When Candice came back home during a break, it was apparent that Echo (from her cheery disposition, no doubt) was no longer Candice's cat. The shift had taken place, and there was no turning back. Candice acquired her own feline companion up north, which she named Pan, because in Greek mythology, you wouldn't have an Echo without a Pan.
Echo and I moved to a basement apartment together, then into my very first (and only) home that I owned all by myself.
Finally came the big move, when Echo was no longer the only child. She had to adjust to being part of the blended family of two border-collie/Australian Shepherd dogs.
A couple of years in she became sick. However, she knew how to communicate. Always using her litter box, she changed it up and decided to show me her distress by peeing blood against the white bathtub. Upon another hazardous visit to the vet (because of her cheery disposition, no doubt), it was discovered she had stones. But, true to her name, Echo wasn't going to stop the repetition of survival. Instead, we were able to dissolve the stones.
Echo knew when Hank was sick and stayed by his side until the very end.
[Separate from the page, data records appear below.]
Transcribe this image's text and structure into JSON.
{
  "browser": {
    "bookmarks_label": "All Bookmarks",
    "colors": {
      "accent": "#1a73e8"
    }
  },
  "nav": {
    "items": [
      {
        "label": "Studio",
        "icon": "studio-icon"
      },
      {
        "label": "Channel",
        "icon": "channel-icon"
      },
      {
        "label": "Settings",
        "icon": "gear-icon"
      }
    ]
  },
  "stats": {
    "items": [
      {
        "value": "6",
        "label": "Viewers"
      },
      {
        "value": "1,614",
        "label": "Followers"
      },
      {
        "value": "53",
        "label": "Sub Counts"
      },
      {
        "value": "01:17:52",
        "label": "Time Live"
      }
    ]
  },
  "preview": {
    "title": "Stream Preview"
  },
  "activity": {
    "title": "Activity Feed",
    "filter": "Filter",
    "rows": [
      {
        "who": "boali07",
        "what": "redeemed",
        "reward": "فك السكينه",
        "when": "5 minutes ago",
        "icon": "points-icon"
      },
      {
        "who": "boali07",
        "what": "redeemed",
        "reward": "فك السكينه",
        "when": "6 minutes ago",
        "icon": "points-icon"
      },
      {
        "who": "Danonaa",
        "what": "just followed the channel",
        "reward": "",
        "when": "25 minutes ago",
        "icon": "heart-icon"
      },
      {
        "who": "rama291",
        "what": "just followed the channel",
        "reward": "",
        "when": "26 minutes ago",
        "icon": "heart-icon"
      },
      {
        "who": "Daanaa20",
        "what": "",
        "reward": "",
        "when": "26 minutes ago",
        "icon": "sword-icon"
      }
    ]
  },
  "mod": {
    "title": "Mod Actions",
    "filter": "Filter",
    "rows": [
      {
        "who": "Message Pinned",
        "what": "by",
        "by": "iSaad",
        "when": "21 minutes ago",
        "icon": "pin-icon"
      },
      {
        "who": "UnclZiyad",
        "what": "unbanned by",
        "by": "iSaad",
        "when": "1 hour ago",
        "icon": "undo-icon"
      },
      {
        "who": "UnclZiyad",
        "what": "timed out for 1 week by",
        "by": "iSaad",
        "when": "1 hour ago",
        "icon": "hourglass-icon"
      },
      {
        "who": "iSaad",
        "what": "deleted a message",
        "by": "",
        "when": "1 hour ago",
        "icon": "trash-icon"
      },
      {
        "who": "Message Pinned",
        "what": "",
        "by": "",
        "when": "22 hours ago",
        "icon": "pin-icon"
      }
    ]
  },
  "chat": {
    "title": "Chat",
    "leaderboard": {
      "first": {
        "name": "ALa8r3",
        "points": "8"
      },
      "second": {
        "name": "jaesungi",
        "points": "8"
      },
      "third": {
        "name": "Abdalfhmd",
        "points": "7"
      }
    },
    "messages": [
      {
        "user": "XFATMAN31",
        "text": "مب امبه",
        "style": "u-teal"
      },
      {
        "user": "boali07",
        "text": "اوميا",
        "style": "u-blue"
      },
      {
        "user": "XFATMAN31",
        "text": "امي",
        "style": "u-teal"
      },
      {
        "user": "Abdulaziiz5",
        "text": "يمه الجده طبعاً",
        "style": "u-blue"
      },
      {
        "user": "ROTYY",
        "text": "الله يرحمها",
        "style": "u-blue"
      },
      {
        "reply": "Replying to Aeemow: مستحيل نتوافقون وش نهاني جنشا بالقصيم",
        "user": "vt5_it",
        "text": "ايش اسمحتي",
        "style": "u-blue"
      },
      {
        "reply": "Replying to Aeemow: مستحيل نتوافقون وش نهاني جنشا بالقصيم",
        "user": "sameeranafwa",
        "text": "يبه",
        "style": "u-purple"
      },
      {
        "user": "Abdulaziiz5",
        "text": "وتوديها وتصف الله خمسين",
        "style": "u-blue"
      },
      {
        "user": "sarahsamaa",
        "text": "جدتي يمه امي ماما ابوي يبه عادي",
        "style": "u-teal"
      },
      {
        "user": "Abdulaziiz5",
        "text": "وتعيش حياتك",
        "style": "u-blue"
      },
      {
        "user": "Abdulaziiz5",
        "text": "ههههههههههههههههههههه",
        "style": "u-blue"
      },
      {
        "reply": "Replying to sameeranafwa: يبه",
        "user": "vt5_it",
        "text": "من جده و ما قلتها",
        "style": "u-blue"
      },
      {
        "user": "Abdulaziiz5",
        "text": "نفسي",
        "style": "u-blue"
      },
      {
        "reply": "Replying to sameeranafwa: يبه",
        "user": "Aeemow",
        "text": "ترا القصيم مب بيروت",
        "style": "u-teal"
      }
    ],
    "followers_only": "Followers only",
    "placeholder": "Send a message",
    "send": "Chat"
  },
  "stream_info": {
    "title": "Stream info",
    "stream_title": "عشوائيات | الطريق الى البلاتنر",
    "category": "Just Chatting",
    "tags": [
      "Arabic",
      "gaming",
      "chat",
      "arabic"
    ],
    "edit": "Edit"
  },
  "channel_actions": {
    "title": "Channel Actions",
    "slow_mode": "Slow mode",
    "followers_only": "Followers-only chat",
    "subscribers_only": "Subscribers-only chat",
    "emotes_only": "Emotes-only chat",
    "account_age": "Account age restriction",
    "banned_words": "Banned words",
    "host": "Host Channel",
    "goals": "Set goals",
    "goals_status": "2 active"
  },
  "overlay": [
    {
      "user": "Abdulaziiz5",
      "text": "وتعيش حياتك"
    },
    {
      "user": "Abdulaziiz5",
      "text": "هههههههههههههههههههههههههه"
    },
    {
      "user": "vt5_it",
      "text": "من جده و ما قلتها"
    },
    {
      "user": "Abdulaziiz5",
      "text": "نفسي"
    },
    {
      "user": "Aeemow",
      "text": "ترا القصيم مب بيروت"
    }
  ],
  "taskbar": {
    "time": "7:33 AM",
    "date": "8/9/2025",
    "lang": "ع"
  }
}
When we brought back a collar without a dog, she edged towards it, and when within three feet of it, jumped back on all fours. I've never seen anything like it. She somehow knew.
She and Kanoock looked for a new normal. And for 3 days they fought. But, as history repeats itself, she was once again about to adjust and they became good friends.
Recently, she became sick and I took her in yesterday to be "put down." She (due to her sunny disposition, no doubt) wanted nothing to do with this procedure. She was 15 years old and hadn't eaten for nearly 5 days. She was a mere 5.5 lbs instead of her once 11 lbs. She had an 8 cm tumour crowding her organs and pressing up against her stomach. True to form, even though sedated first, she managed to growl through the whole process.
I thought that would be the tough bit, and once that was over, I would be fine. I seriously had no idea how wrong I would be.
You see Pan, the Greek god of the wild, loved Echo, who had a beautiful voice, so much that when he couldn't be with her, he put Panic into the shepherds who tore her apart and scattered her EVERYWHERE. Now, whenever you hear an echo today, you are hearing a bit of her scattered self.
That's the issue I didn't account for. Echo is EVERYWHERE: on the chair where she slept, in the boxes I use for work, by the water dish, sleeping by the fireplace, the comforting presence that was with me all those years I lived alone. And, I miss that assurance.
She certainly used up her nine lives:
- The OSPCA rescue
- Furry Friends rescue
- Returned adoption
- Our adoption
- Candice leaving
- The de-clawing incident (due to her cheery disposition, no doubt--and the dismantling of my face)
- The treadmill incident
- Losing Hank
There is another version of the Greek myth, however. In this story Pan and Echo have two children: Lambe and Lynx. I am already hoping that sometime in the future there will be opportunity for this pattern to once again resound.
I have blogged about Echo quite a bit. Two entries in particular in 2011 deal extensively with her--January 21 and August 28 (if you want to look back and read a couple of funny stories about my feline). I'd like to leave you with an illustration of Echo created by Jon Larter, a Welsh artist...and a poem I wrote January 21, 2011:
There once was a flying feline from Barrie
Whose treadmill experience was hairy
The poor little cat
Almost went splat
And now of the treadmill, she’s wary.
Times are shifting. My office has been clean for 2 months now and there is a much different echo in the house--the echo that comes from emptiness. I guess it is time to find my new normal.